Although mentioned in historical sources at least as far back as the reign of the Achaemenid king Cyrus the Great (r. c. 550-530 BCE), Gandhara was not known to have been geographically described in detail until the pilgrimage of the Buddhist monk Xuanzang (Hsüan-tsang, 602- 664 CE) in the 7th century CE. He visited the region during the tail end of the Gandhara civilization, after the time when it had achieved its greatest feats and was falling into decay. Following ancient Buddhist sources, he described quite accurately the area and its various cities and sites, being the first known account that survives to the modern day and indeed which helped in identifying the remains found in this region during modern times as being of Gandharan origin.
It has been speculated that Gandhara was a triangular tract of land about 100 kilometers east to west and 70 km north to south, lying mainly to the west of the Indus River and bounded on the north by the Hindukush Mountains. The extent of Gandhara proper actually included the Peshawar valley, the hills of Swat, Dir, Buner, and Bajaur, all of which lie within the northern boundaries of Pakistan.
However, the bounds of Greater Gandhara (or regions where the cultural and political hegemony of Gandhara held sway) extended towards the Kabul Valley in Afghanistan and the Potwar plateau in the province of Punjab in Pakistan. Indeed, during certain times, the influence spread as far as Sindh where remains of a stupa and Buddhist city are still visible built over the even older remains of Mohenjo-daro. Well-known cities of the Gandhara include Takshasila (Taxila), Purushapura (Peshawar) and Pushkalavati (Mardan), where remains have been discovered and continue to be found to this day.
Arrival at Islamabad international airport in Islamabad, our guide and driver will meet you upon your arrival at the international/domestic arrival gate (OR at your location). After meeting with our staff, drive to the hotel in Islamabad.
Day to explore Taxial heritage / archaeology sites. Visit Taxila museum, Jaulian Buddhist Stupa & Monastery, Dharmarajika Stupa And Monastery, Mohra Moradu Buddist Stupa & Monastery, Sirkap Remains, Jandial Remains,
Drive to Peshawar, arrive and visit Mahabat Khan Masjid, Sir Cunningham Clock Tower, Shahi Bagh, Qissa Khwani Bazaar, Bala Hisar Fort (if allowed by authority), Bab-e-Khyber, Jamrud Fort
Drive to Swat Valley. Enroute we will visit Takht-i-Bahi (UNESCO heritage list) and the nearby ruins of Sahr-i-Bahlol.
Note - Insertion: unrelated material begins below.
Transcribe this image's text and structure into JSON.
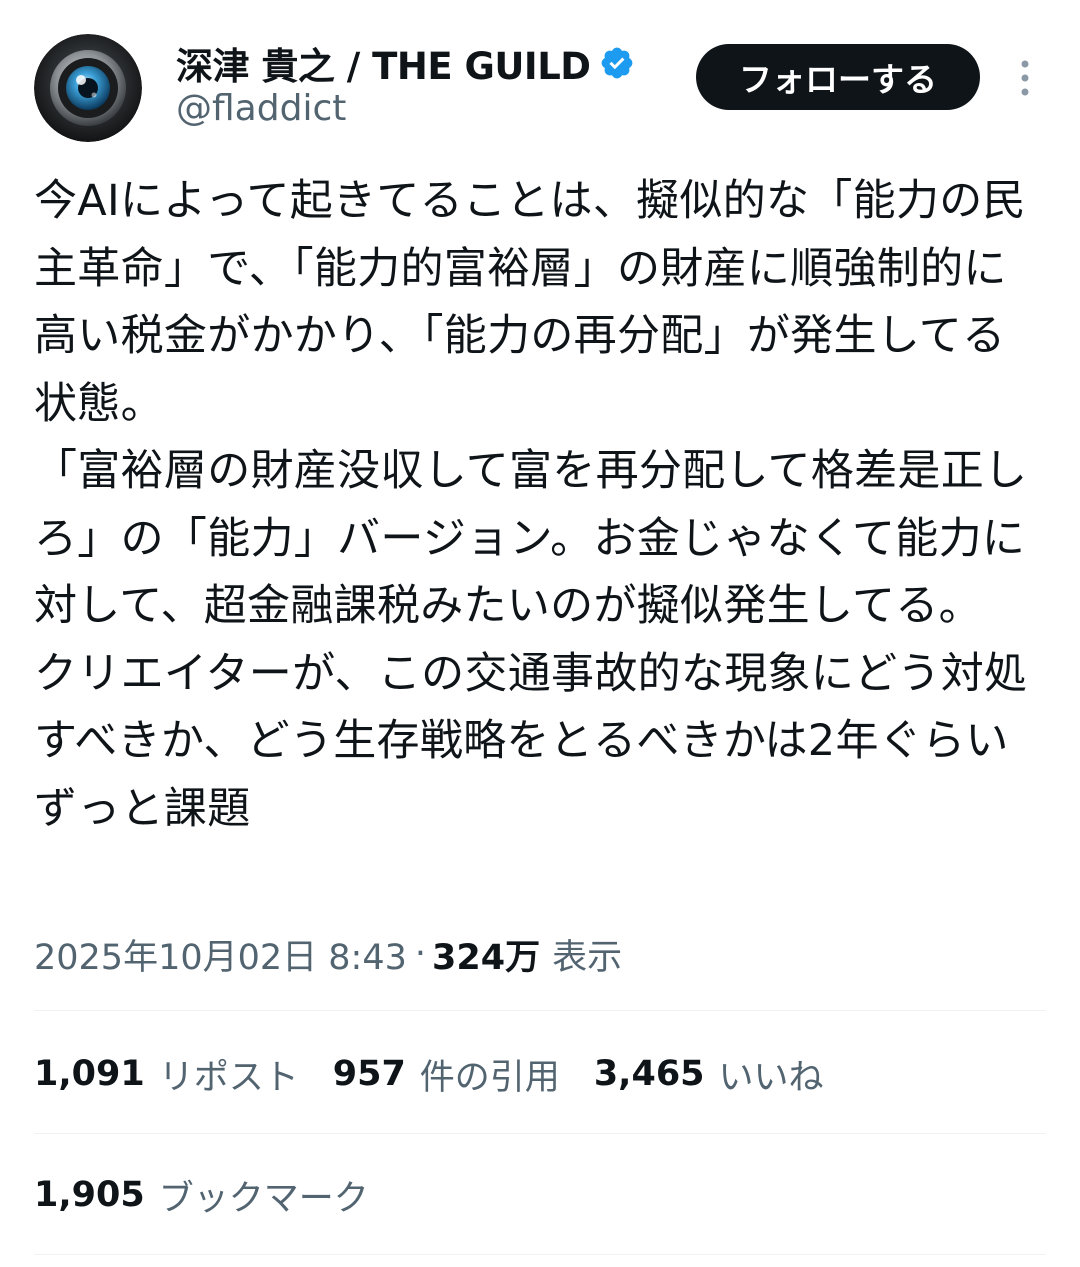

Day to explore Swat valley. Today we will explore the beautiful Swat valley (commonly called Switzerland in Pakistan) with many Buddhist heritage sites, including Butkara stupa (2nd century BCE), Shingardar Stupa, Nemogram (2nd–3rd century A.D), Amluk Dara Stupa (2nd–3rd century A.D), Najigram Stupa & Monastery and if time allows we will visit more Heritage sites.
Drive back to the capital of Pakistan, depending on your flight time, if time allows then we will explore the twin city “Rawalpindi and Islamabad” later drive to the airport and fly to your destination.